The government has shut down a popular political online chat room, the Web site said yesterday, just days after YouTube was blocked for videos deemed insulting to King Bhumibol Adulyadej. The political page of Pantip.com was closed for national security reasons at the request of the Information Communication and Technology Ministry (ITC), a notice on the Web site read. "ICT has asked for the temporary closure of [the political page] `Rajadamneon Room' after it found several topics that might endanger national security," the site said in a notice.
■ Hong KOng
The ashes of 11 people were scattered off a small island a mile from downtown as a new burial-at-sea scheme went into operation in the space-scarce city, the government said yesterday. Family members and religious ministers took to the high seas aboard a specially decked out boat for the burials Saturday afternoon. Each deceased was given a religious send-off of their family's choosing before their ashes were tossed over the side, a government spokesman said. The government gave the go-ahead for burials at specific sites around the territory's coast last year in a bid to ease competition for burial space in its choked cemeteries and crematoria.
■ Hong Kong
Tourism boss to stop scams
The Hong Kong Tourist Board's new boss James Tien (田北俊) vowed yesterday to crack down on high-street retail scams that prey on unsuspecting Chinese visitors. The comments by Tien, follow revelations that a number of jewelry shops had sold fake goods to Chinese tourists. "I find these allegations shocking and deeply damaging for our tourism industry," Tien, a tycoon lawmaker and former Cabinet member, said in an address on public radio. Chiefs at the Tourism Industry Council trade body warned that such scams would damage the territory's reputation as a shopping destination.
Parent care check planned
Changyuan County plans in-depth checks on how its officials' treat their parents, with those who are nice to their mother and father first in line for promotion, Xinhua news agency reported on Saturday.

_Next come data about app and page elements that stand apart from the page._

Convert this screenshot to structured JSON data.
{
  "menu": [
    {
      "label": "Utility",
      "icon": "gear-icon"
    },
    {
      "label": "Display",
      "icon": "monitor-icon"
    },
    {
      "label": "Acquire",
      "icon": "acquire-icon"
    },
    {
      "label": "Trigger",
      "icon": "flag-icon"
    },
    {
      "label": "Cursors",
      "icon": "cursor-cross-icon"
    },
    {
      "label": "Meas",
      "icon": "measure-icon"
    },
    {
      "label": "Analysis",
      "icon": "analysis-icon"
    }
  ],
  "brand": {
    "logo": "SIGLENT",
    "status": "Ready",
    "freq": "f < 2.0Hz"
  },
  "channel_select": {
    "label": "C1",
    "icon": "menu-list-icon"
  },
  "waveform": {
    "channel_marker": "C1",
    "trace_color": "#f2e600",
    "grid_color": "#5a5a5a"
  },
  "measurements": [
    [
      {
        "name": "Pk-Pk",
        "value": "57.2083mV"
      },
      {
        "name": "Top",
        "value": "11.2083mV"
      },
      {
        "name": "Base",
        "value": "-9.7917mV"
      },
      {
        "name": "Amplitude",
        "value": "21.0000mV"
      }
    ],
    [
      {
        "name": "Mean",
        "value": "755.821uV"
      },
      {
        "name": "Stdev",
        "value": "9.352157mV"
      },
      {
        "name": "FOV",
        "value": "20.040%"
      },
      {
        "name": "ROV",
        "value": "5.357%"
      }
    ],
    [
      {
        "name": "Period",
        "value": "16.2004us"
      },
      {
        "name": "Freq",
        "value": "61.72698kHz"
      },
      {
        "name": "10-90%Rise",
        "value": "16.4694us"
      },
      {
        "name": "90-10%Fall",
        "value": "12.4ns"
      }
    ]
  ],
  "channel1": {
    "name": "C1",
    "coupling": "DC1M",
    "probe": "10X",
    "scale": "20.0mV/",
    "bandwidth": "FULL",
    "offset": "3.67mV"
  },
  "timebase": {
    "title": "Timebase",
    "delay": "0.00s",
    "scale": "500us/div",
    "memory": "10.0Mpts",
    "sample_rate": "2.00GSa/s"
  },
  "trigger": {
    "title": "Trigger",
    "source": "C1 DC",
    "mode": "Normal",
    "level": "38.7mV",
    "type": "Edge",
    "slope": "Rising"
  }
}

Up to 500 family members, friends, colleagues and neighbors will be grilled by special investigators about the behavior of each official in the county, including their family values and any drinking or gambling habits, the report said. The findings will be considered when deciding promotions.
Hicks cannot sell story
Al-Qaeda supporter David Hicks will be barred from selling his story when he returns home from Guantanamo Bay prison camp, despite having broken no law, the attorney general said yesterday. Hicks will soon be sent to a prison in his hometown of Adelaide to serve a nine-month sentence after pleading guilty two weeks ago to aiding al-Qaeda in a plea deal agreed on at the US naval base at Cuba's Guantanamo Bay. The deal includes the condition that Hicks not speak to the media for a year, and does not sell his story -- provisions that Attorney General Philip Ruddock said will not be enforceable once he returns home. However, Ruddock said a separate federal law against criminals profiting from crime through media deals will stop the 31-year-old from selling his story.
■ United States
Famous criminal dies
Jimmy Lee Smith, the lifelong criminal whose role in the 1963 kidnapping and killing of a police officer inspired Joseph Wambaugh's true-life crime novel The Onion Field died in jail at age 76, a California prisons official said. Smith died on Friday at the Pitchess Detention Center in Castaic, where he was being held for failing to report to a parole officer, Bill Sessa, a California Department of Corrections and Rehabilitation spokes-man, said on Saturday. Foul play was not suspected, but the cause of death was under investigation, the county coroner's office said.